Around the world, people seem to be breathing a collective sigh of relief as cities liven up with a renewed sense of hope. But the road to this point, after a year of loss and hardship, has not been easy. And often, cities were at the forefront of addressing some of the toughest challenges.
It’s no wonder that they’re now getting some much-deserved recognition, and inspiring others with a little positive competition. As we focus on moving our communities forward, it’s important to look back and reflect on our learnings from the last year.
This month’s selection of articles looks at global good practices to fuel your own innovation. Happy reading!
While the pandemic seemed to push many cities towards digital data solutions, it wasn’t exactly an overnight phenomenon. In fact, Bloomberg Philanthropies’ What Works Cities initiative has been certifying cities “based on how well they use data, from measuring goal achievement to making information public” for some time now, and in 2021 16 new U.S. cities were awarded certification.
Why recognize cities for their data usage? Well, for one, “according to a report from Monitor Institute by Deloitte and What Works Cities, city governments that use data also are able to identify the needs of residents more efficiently, and deploy policies where they can have the greatest impact.” Data collection, paired with proper data analysis, can make for swift and much-needed change. Read more to find out how some of the certified cities worked on increasing broadband access, creating housing for homeless veterans, and improving traffic flows.
Trust in government institutions, which is vital to the future of democracy, has been eroding for the last several decades. Now, “this lack of trust, whether in government institutions or the system itself, makes finding and implementing solutions to our communities’ greatest challenges—like policing, COVID-19 responses, and vaccine distribution—even harder.”

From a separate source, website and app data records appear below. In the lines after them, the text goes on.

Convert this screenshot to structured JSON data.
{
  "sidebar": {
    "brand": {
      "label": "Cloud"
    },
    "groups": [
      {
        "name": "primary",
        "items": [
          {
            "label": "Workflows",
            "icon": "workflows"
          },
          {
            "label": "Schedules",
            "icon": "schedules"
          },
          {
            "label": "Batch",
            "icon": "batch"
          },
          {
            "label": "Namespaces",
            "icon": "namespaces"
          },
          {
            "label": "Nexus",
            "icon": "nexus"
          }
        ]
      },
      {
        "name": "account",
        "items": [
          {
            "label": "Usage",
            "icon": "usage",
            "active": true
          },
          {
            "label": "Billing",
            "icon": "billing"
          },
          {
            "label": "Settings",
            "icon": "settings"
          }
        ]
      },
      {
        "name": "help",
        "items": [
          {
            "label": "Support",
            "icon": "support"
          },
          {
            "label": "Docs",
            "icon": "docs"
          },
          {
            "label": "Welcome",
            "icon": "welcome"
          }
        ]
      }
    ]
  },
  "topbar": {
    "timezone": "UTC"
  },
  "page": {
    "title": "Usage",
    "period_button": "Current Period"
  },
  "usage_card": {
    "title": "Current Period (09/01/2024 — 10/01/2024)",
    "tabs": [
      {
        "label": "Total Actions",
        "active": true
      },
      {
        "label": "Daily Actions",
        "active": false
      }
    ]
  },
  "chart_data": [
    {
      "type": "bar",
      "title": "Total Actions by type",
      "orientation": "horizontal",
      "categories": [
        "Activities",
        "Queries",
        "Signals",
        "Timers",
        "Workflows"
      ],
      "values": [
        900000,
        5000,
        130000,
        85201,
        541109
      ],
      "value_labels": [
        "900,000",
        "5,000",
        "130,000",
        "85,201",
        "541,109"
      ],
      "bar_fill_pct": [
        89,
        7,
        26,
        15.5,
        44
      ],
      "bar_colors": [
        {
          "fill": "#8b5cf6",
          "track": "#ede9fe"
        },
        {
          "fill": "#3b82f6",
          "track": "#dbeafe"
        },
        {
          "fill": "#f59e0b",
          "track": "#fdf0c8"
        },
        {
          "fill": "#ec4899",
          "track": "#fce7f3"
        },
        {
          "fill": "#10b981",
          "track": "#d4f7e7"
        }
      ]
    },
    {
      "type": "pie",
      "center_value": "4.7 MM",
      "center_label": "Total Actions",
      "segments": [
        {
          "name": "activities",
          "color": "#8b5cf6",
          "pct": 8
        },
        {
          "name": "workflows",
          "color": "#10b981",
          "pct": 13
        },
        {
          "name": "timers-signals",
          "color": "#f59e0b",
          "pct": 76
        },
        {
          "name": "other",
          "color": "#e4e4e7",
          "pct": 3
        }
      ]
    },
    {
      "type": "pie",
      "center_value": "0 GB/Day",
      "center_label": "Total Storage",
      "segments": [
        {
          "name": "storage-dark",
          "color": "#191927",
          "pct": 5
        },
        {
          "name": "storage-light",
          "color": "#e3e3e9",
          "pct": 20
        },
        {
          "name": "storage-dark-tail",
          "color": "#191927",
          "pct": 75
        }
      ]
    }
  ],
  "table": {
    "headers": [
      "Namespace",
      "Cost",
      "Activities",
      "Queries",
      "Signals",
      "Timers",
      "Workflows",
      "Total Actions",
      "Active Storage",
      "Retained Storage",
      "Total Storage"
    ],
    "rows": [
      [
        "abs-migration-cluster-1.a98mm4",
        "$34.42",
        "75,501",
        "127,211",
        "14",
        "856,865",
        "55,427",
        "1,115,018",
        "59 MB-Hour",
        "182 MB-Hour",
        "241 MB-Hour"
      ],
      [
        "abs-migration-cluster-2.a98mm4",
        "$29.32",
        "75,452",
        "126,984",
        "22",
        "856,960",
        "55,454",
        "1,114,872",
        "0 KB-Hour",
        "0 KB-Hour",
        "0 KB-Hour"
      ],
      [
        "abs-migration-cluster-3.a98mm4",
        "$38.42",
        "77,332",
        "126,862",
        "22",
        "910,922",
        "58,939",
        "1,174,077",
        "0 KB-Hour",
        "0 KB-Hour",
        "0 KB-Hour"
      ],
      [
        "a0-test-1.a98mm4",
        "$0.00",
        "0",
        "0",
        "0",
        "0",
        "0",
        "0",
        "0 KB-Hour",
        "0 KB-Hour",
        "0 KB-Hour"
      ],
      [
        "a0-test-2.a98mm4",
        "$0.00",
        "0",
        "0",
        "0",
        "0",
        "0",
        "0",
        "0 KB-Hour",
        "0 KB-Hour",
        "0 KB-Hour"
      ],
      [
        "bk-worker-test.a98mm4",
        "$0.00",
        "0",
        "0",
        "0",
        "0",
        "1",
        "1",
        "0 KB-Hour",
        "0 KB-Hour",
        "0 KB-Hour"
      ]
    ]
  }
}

Shobita Parthasarathy, director of the Ford School’s Science, Technology, and Public Policy program, notes that “Because community knowledge is rarely incorporated into decision making, individuals are less likely to trust these expert institutions. And when community knowledge is rejected in favor of scientific knowledge, it masks citizen concerns.”
This piece explores learnings from fragile states that show how trust can be earned or lost in feedback loops, and highlights how prioritizing community expertise for institutional change can make a difference.
“Beyond Silicon Valley: the 6 cities building the future of the global tech industry”, by Rest of World
While Silicon Valley may be renowned as the birthplace of countless startups, speculation about the “next Silicon Valley” has been rampant for a while now. And that’s not just because the area’s unsustainable living costs are changing the startup landscape, but because of the incredible talent and support systems that exist elsewhere in cities around the globe.
Many of the world’s new tech hubs are modeled after Silicon Valley’s successes and lessons learned. As these tech hubs grow, what impact will they have on the way their cities and governments utilize technology? How will their growth impact the future of the local communities in these cities?
In this piece, Rest of World takes a deep dive into six tech hubs that have been growing across the world, from Lagos to Medellin. But don’t be too quick to compare these bustling hubs with their OG inspiration: “Some have been called the ‘Silicon Valley of …’ their respective countries, but to compare them directly does them an injustice. Each has its own story and a set of unique factors behind its rise.” We hope technological innovation helps these communities of the future thrive!
It’s undeniable that the pandemic has left “its mark on cities, impacting urban design, transportation and governance”. But what is remarkable is the way this impact has begun to shape our orientation towards resilient cities of the future.
In this piece, five thought leaders weigh in on developing resilience trends, like slow cities and walkable neighborhoods, that could shape the future of their communities. They suggest creative solutions such as “disaster evacuation in reverse”, which considers how to apply emergency planning for stay-home situations, or bike networks for “a fuel-free, all-terrain, distributed transportation system – resilient to disaster”. Their proposed solutions all recognize the vital role that civil society plays in a city.